I confess I consider paperless, like wireless, to be a misnomer. Some posts over the past few weeks, however, have me reconsidering.
Mark Wiggins gives a detailed account of how Pine Laurent embraced the digital age. He describes the divide, starting with law school. His legal research class “was almost exclusively dedicated to Internet and digital research, professor handouts were frequently emailed, and even our final exams were administered through computer software and wirelessly uploaded to our professor upon completion.” The actual practice of law, in contrast, was paper heavy. That changed when the firm made a conscious, and physical, investment in going paperless, creating a more innovative, efficient office and better customer service.
Peter Walzer, of Walzer Melcher, provides an interesting history of the Paper Tiger. He traces the use of paper, rise of machines (CDs. Remember those?) and talks about the process of paperless at his law firm. Process is common theme, and the firms that successfully make paperless a reality have developed and adhered to a process. The post ends with what has been quoted often in reference to it on social media: “You are going to be paperless whether you like it or not.”
Going paperless whether you like it or not is reflected in two posts on depositions. Victoria Santoro considers the deposition to be the final paper frontier, and makes the case that it is fear holding law firms back, not lack of technological know-how or tools. She references O’Brien & Levine Court Reporting Services in her post. Kenneth Zais, president and owner of O’Brien & Levine Court Reporting Services laid out how electronic exhibits are bringing an end to the paper chase. The charge is being led by iPads, to the surprise of, um, no one.

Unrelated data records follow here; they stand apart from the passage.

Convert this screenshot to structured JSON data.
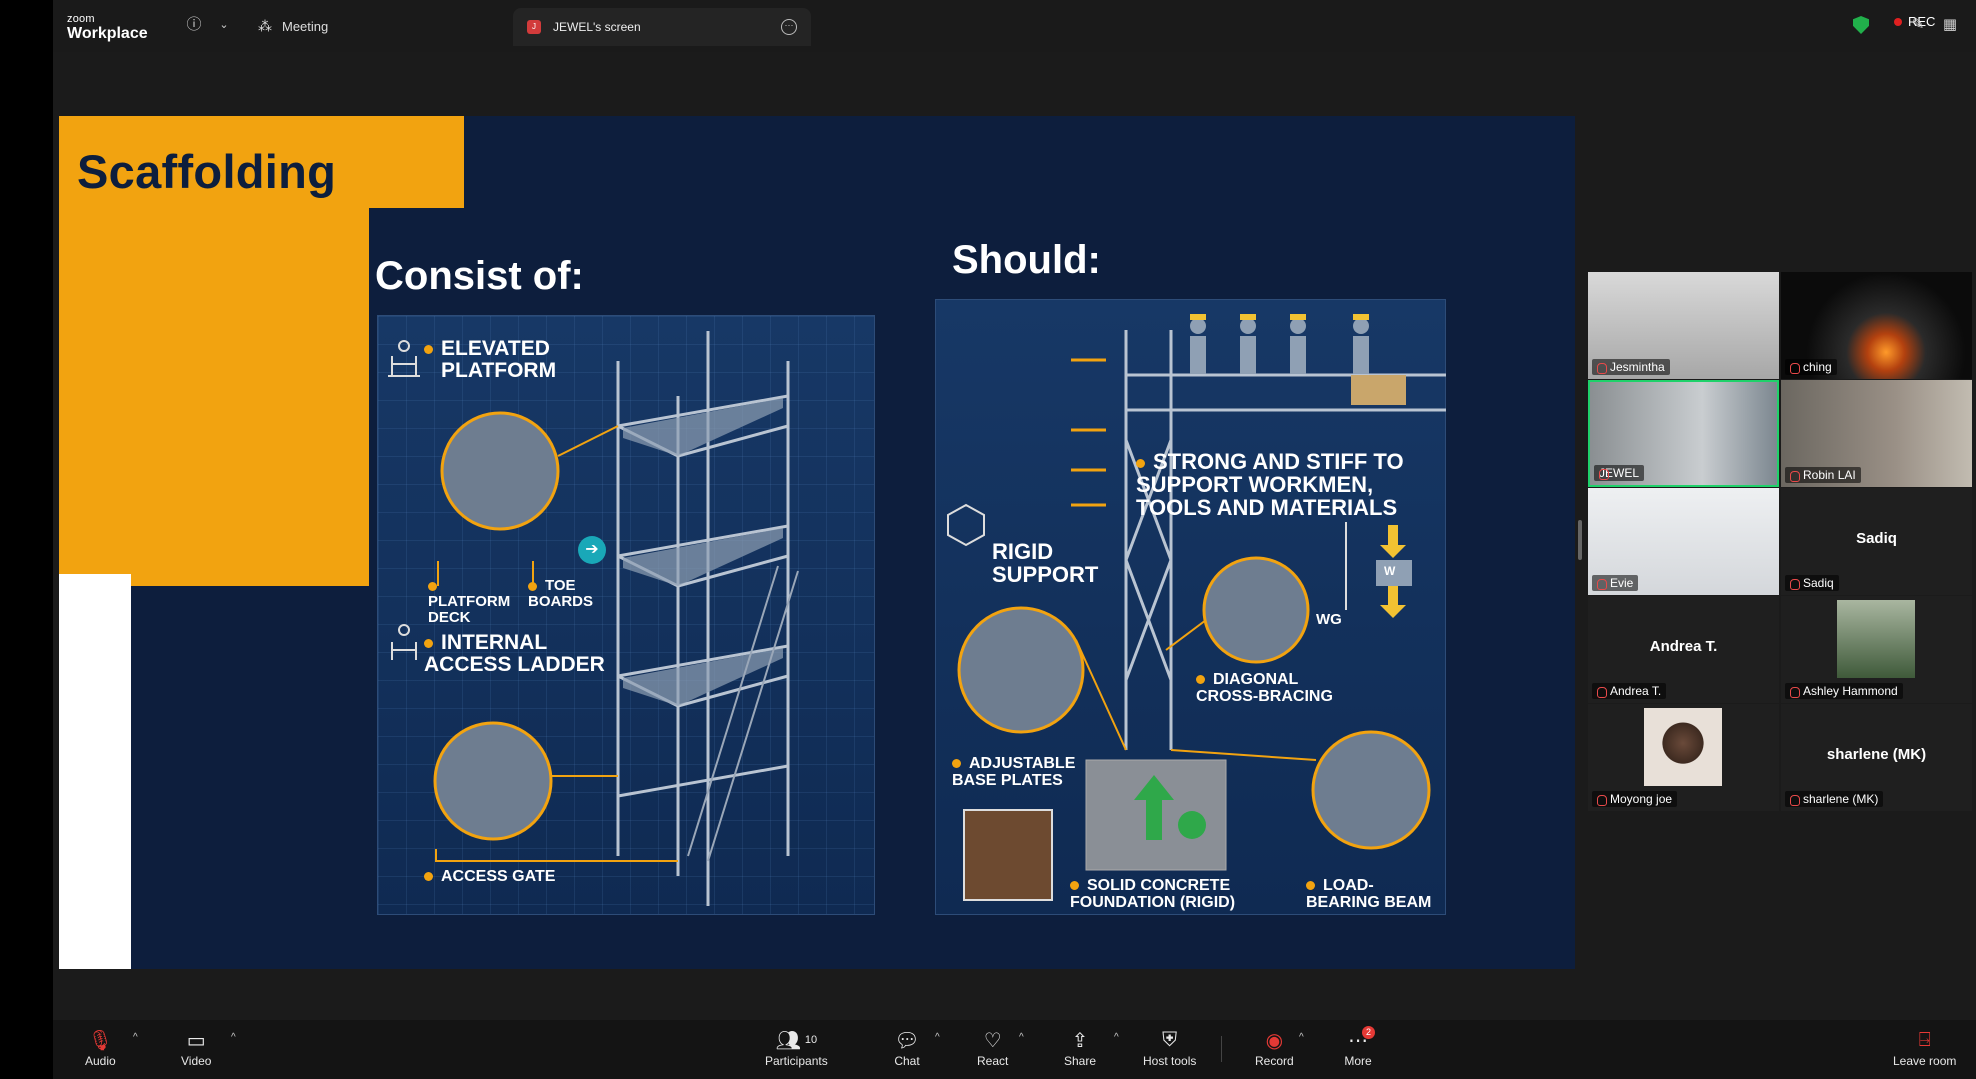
{
  "topbar": {
    "logo_small": "zoom",
    "logo_main": "Workplace",
    "meeting_label": "Meeting",
    "screen_tab_label": "JEWEL's screen",
    "screen_tab_badge": "J",
    "rec_label": "REC"
  },
  "slide": {
    "title": "Scaffolding",
    "left_heading": "Consist of:",
    "right_heading": "Should:",
    "left_labels": {
      "elevated": "ELEVATED PLATFORM",
      "deck": "PLATFORM DECK",
      "toe": "TOE BOARDS",
      "ladder": "INTERNAL ACCESS LADDER",
      "gate": "ACCESS GATE"
    },
    "right_labels": {
      "strong": "STRONG AND STIFF TO SUPPORT WORKMEN, TOOLS AND MATERIALS",
      "rigid": "RIGID SUPPORT",
      "wg": "WG",
      "w": "W",
      "diagonal": "DIAGONAL CROSS-BRACING",
      "baseplates": "ADJUSTABLE BASE PLATES",
      "foundation": "SOLID CONCRETE FOUNDATION (RIGID)",
      "beam": "LOAD-BEARING BEAM"
    }
  },
  "participants": [
    {
      "name": "Jesmintha",
      "center": ""
    },
    {
      "name": "ching",
      "center": ""
    },
    {
      "name": "JEWEL",
      "center": ""
    },
    {
      "name": "Robin LAI",
      "center": ""
    },
    {
      "name": "Evie",
      "center": ""
    },
    {
      "name": "Sadiq",
      "center": "Sadiq"
    },
    {
      "name": "Andrea T.",
      "center": "Andrea T."
    },
    {
      "name": "Ashley Hammond",
      "center": ""
    },
    {
      "name": "Moyong joe",
      "center": ""
    },
    {
      "name": "sharlene (MK)",
      "center": "sharlene (MK)"
    }
  ],
  "toolbar": {
    "audio": "Audio",
    "video": "Video",
    "participants": "Participants",
    "participants_count": "10",
    "chat": "Chat",
    "react": "React",
    "share": "Share",
    "host_tools": "Host tools",
    "record": "Record",
    "more": "More",
    "more_badge": "2",
    "leave": "Leave room"
  },
  "colors": {
    "accent_orange": "#f2a310",
    "slide_navy": "#0d1e3d",
    "active_green": "#1fd16a",
    "record_red": "#e02020"
  }
}
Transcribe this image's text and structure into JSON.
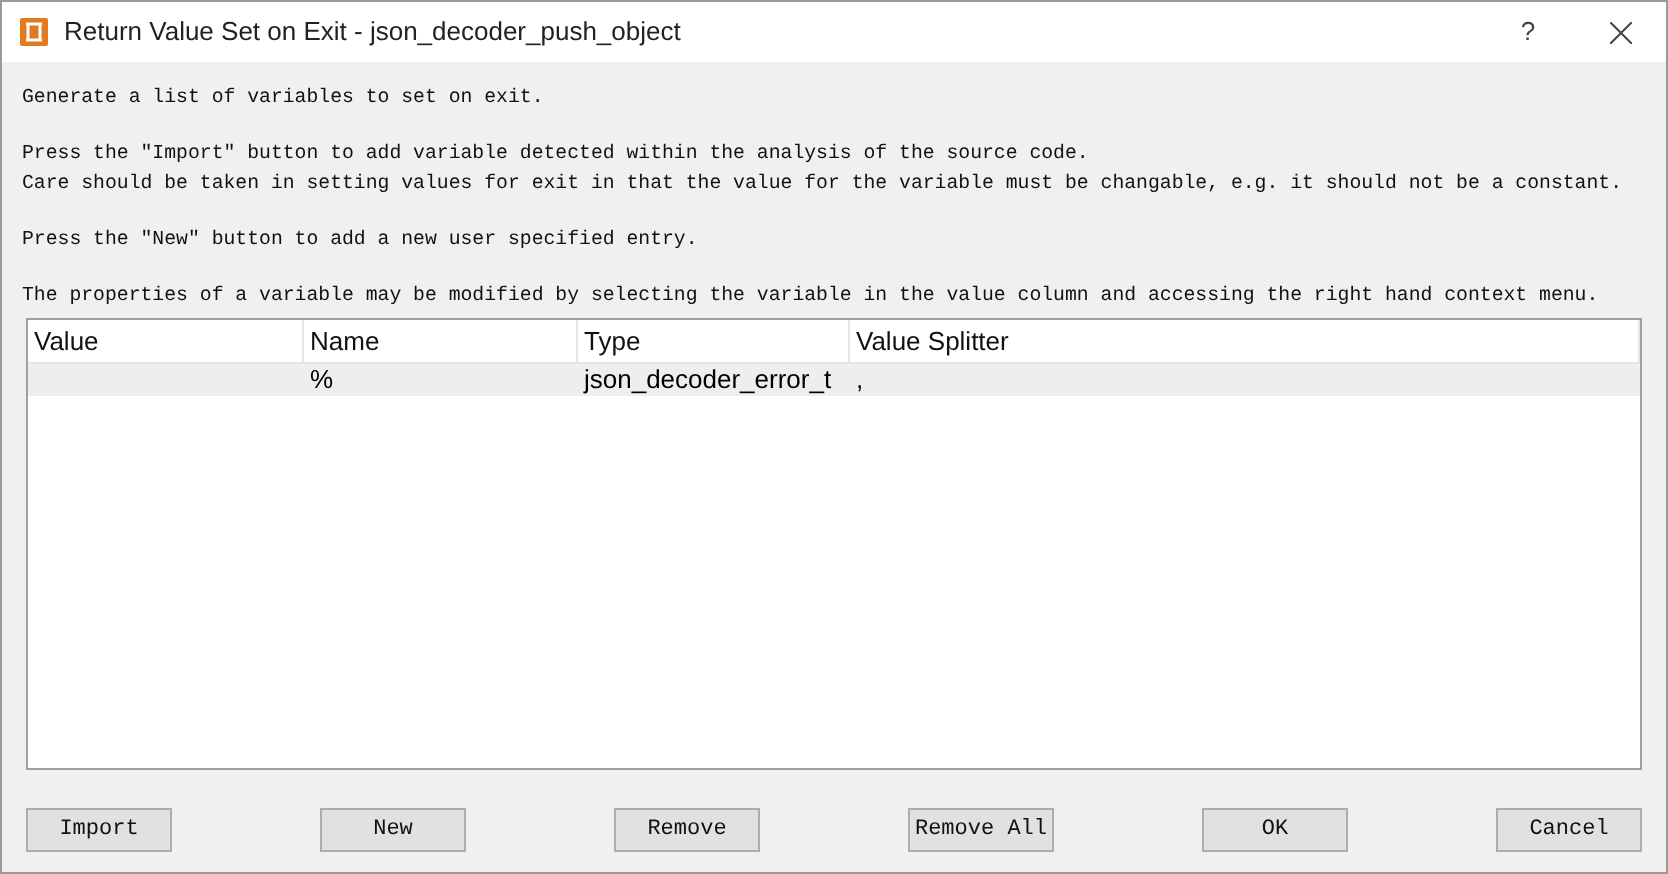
{
  "window": {
    "title": "Return Value Set on Exit - json_decoder_push_object",
    "help": "?"
  },
  "paragraphs": [
    [
      "Generate a list of variables to set on exit."
    ],
    [
      "Press the \"Import\" button to add variable detected within the analysis of the source code.",
      "Care should be taken in setting values for exit in that the value for the variable must be changable, e.g. it should not be a constant."
    ],
    [
      "Press the \"New\" button to add a new user specified entry."
    ],
    [
      "The properties of a variable may be modified by selecting the variable in the value column and accessing the right hand context menu."
    ]
  ],
  "table": {
    "columns": [
      "Value",
      "Name",
      "Type",
      "Value Splitter"
    ],
    "rows": [
      {
        "cells": [
          "",
          "%",
          "json_decoder_error_t",
          ","
        ],
        "selected": true
      }
    ]
  },
  "buttons": [
    "Import",
    "New",
    "Remove",
    "Remove All",
    "OK",
    "Cancel"
  ]
}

Evidence is mounting that paperless is becoming less a misnomer, and more a reality.
Featured image: “Fist hitting, fist punching” from Shutterstock.